Chen, Cong, Chai, Zhuang, Shen, Weijun, Li, Weizhong
Industrial & engineering chemistry process design and development 2018 v.57 no.1 pp. 371-379
aquifers, carbon dioxide, carbon sequestration, contact angle, greenhouse gas emissions, hydrogen sulfide, methane, molecular dynamics, process design, silica, surface tension, wettability
In recent years, the reduction of CO₂ emissions has become a joint effort throughout the world, and carbon capture and sequestration (CCS) is an effective approach to solving the problem of CO₂ emissions. In the present study, the effects of adding CH₄, Ar, and H₂S to CO₂ on the interfacial tension (IFT) and wettability (contact angle, CA) of the CO₂/water/silica system have been investigated using molecular dynamics simulation methods at 20 MPa and 318 K when the molar concentration of impurity gas was fixed at 20%. For the conditions studied, (1) CH₄ has no significant effect; (2) Ar leads to a higher IFT, a larger CA on silica surfaces with a high hydroxyl density, and a smaller CA on silica surfaces with a low hydroxyl density; and (3) H₂S causes a decrease of the IFT and an increase of the CA. Capillary pressure and gas storage capacity were predicted using IFT and CA data, and the variation of IFT and CA were explained based on density profiles normal to the gas/water and gas/silica interfaces.
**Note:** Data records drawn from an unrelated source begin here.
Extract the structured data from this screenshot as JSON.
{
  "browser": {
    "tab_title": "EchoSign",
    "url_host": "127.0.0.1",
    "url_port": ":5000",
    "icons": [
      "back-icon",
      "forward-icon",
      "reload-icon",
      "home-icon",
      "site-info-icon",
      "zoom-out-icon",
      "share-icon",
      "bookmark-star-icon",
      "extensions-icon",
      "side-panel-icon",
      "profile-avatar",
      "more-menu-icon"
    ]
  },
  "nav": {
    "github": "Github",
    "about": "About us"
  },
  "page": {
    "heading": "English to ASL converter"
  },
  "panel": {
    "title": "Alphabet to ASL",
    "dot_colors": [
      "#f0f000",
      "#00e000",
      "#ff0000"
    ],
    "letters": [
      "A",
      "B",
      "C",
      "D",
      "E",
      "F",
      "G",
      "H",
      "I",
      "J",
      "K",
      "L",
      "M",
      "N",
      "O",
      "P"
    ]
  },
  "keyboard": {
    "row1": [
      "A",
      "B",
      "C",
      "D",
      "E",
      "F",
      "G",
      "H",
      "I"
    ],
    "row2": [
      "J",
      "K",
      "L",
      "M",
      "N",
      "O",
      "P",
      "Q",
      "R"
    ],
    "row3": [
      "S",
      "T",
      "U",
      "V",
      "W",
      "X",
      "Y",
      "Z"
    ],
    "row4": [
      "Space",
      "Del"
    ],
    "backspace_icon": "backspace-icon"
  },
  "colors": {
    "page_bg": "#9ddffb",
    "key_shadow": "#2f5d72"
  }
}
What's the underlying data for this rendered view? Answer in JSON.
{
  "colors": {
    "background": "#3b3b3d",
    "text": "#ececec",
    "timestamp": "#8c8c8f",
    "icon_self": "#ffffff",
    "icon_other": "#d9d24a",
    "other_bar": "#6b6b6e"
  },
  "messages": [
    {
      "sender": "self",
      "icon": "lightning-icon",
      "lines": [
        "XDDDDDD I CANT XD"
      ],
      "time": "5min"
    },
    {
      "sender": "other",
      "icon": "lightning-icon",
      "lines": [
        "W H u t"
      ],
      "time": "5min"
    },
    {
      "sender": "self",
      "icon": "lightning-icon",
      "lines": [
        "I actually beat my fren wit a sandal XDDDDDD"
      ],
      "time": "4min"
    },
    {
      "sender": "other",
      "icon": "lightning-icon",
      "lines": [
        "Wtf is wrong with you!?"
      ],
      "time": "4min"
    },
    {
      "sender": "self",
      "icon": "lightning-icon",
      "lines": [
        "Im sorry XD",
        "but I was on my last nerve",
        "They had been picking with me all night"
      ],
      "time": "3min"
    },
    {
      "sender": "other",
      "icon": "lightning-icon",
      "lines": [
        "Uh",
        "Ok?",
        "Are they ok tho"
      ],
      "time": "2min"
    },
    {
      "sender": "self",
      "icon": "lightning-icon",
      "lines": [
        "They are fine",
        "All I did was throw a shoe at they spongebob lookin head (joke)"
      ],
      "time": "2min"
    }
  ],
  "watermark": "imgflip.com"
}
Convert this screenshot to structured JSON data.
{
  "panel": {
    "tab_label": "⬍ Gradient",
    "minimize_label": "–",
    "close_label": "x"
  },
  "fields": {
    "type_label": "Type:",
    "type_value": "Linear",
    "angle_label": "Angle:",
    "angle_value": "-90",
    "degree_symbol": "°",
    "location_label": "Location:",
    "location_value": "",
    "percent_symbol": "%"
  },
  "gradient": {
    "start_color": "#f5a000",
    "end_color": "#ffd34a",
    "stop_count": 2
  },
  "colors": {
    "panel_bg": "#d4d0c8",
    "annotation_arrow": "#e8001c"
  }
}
These findings might be helpful for better understanding the effects of impurities on CCS.